This could vary greatly from meal to meal. Say you ate a breakfast of cereal with milk and nuts; you would be consuming a share of your fat for the day in the form of nuts, dairy and grains. For dinner you ate a fatty cut of beef and avocado and tomato: you have eaten your day's complement of fat without ever adding olive oil.
Another day you might have bread for breakfast that was made with olive oil and for dinner you have salad with olive oil dressing and pasta with olive oil on top. All your fat calories came from olive oil that day; 5 tablespoons may be quite reasonable that day.
Is olive oil healthier than margarine?
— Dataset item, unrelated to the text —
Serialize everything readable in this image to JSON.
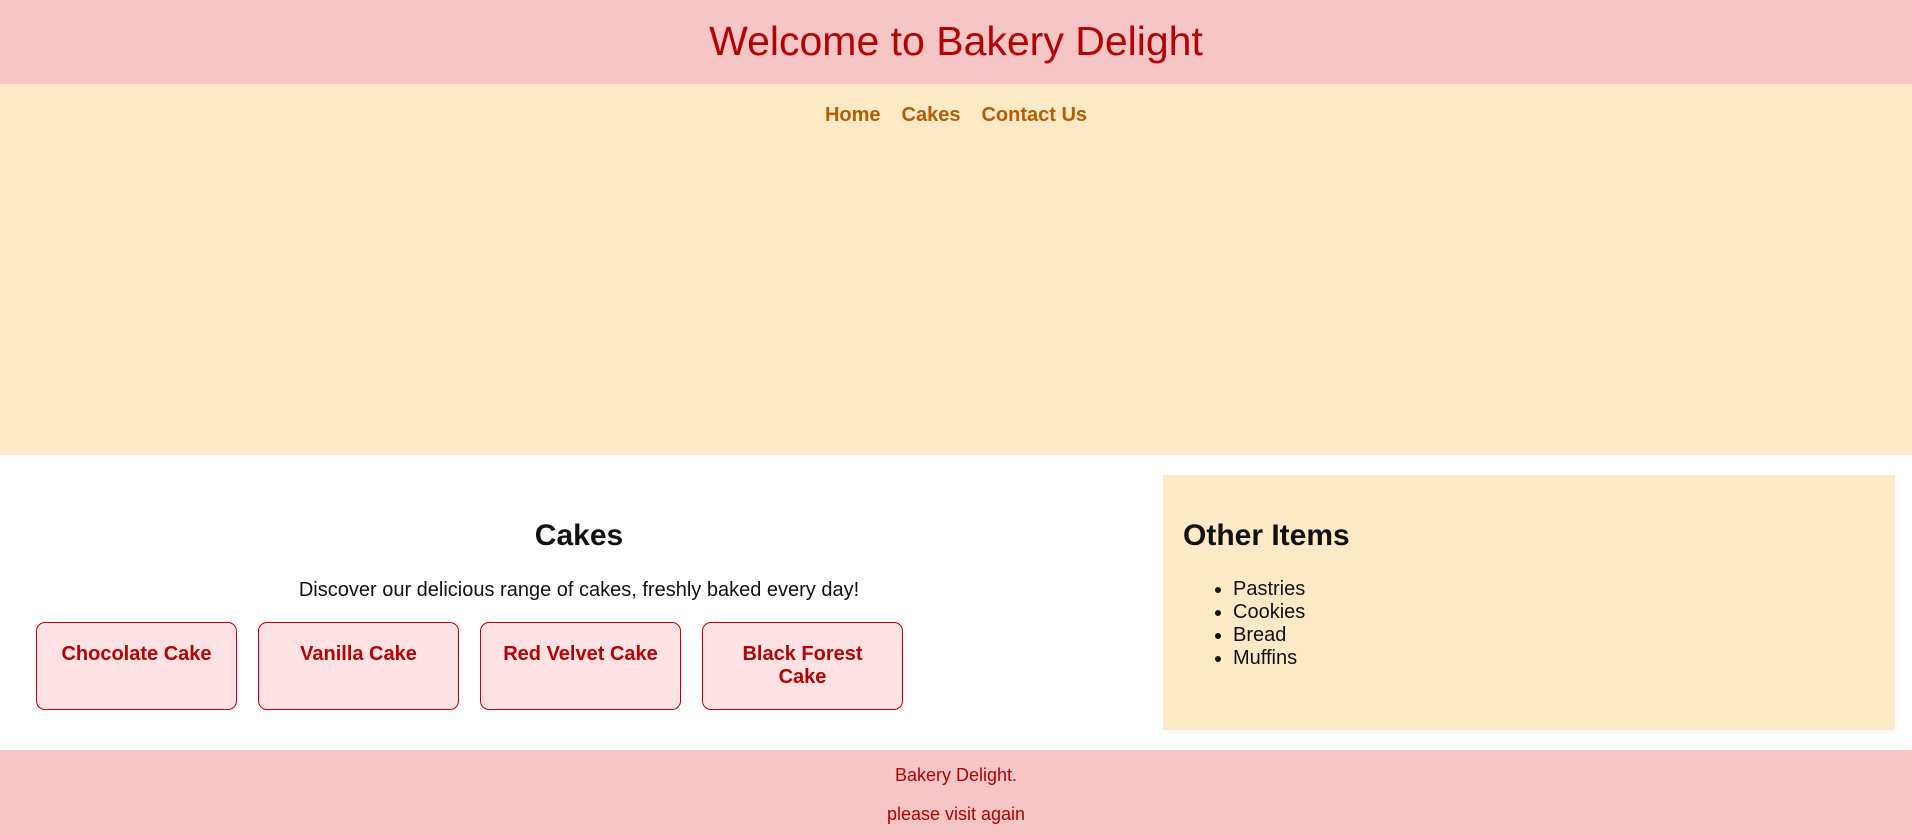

What is a person to do about conflicting diet advice on avoiding heart disease? Recent studies suggest margarine is worse than animal fats in its artery clogging potential. Doctors have known for some time that saturated fats, the ones that stay solid at room temperature, are not as good for you as unsaturated fats such as vegetable oils.
Americans like spreading solid fats on their toast and bread rather than using liquid oils as the Mediterranean cultures have done with olive oil for centuries. To produce vegetable oils that stay solid at room temperature, the oils must be hydrogenated, a process whereby hydrogen gas is bubbled through the oil, "saturating" it with hydrogen.
Both saturated animal fats (butter) and plant oils (margarine) have been shown to be unhealthy for the heart. The solution? Well, your best bet is to dip or drizzle unsaturated or monosaturated oils like olive oil on your food instead of spreading margarine.
What are the health benefits of antioxidants and polyphenols?
The antioxidant activity of polyphenols has shown promising results with respect to:
Atherosclerosis (Heart Disease) — Oxidized low-density lipoproteins (LDL) contribute to the progression of human atherosclerosis. Antioxidants have been shown to prevent LDL modification. The beneficial effects of a Mediterranean diet may be defined by the unique antioxidant properties of its phenolic compounds.
Antimicrobial Activity — Olive polyphenols have been demonstrated to inhibit or delay the rate of growth bacteria such as Salmonella, Cholera, Staphylococcus, Pseudomonas, and Influenza in vitro. These data suggest a potential role of olive water polyphenol antioxidants in promoting intestinal and respiratory human and animal wellness, and as an antimicrobial food additive in pest management programs.
Cancer — There is a growing body of evidence that reactive oxygen species are involved in the etiology of fat-related neoplasm, especially in patients suffering from predisposing inflammatory conditions where high quantities of reactive oxygen are produced. Recent studies have shown that the abundant phenolic antioxidant fractions of olive oil have a potent inhibitory ability on reactive oxygen species associated with colon and breast pathologies.
Oxidative Stress from Passive Smoking — Recent studies which involve administration of the phenolic fraction from olive water in rats exposed to oxidative stress from secondary smoke, show a dramatic reduction of stress and protective activity by polyphenols in the diet.
Skin Damage and Photoprotection — The skin damage produced by overexposure to sun rays and environmental stress is related to the destructive activity of free oxygen related radicals produced by skin cells. Polyphenolic components of olive oil have been compared to traditional antioxidants, such as tocopherols, used by the cosmetic and pharmaceutical industry to prevent skin damage. Results show polyphenols as having the highest activity as radical scavengers.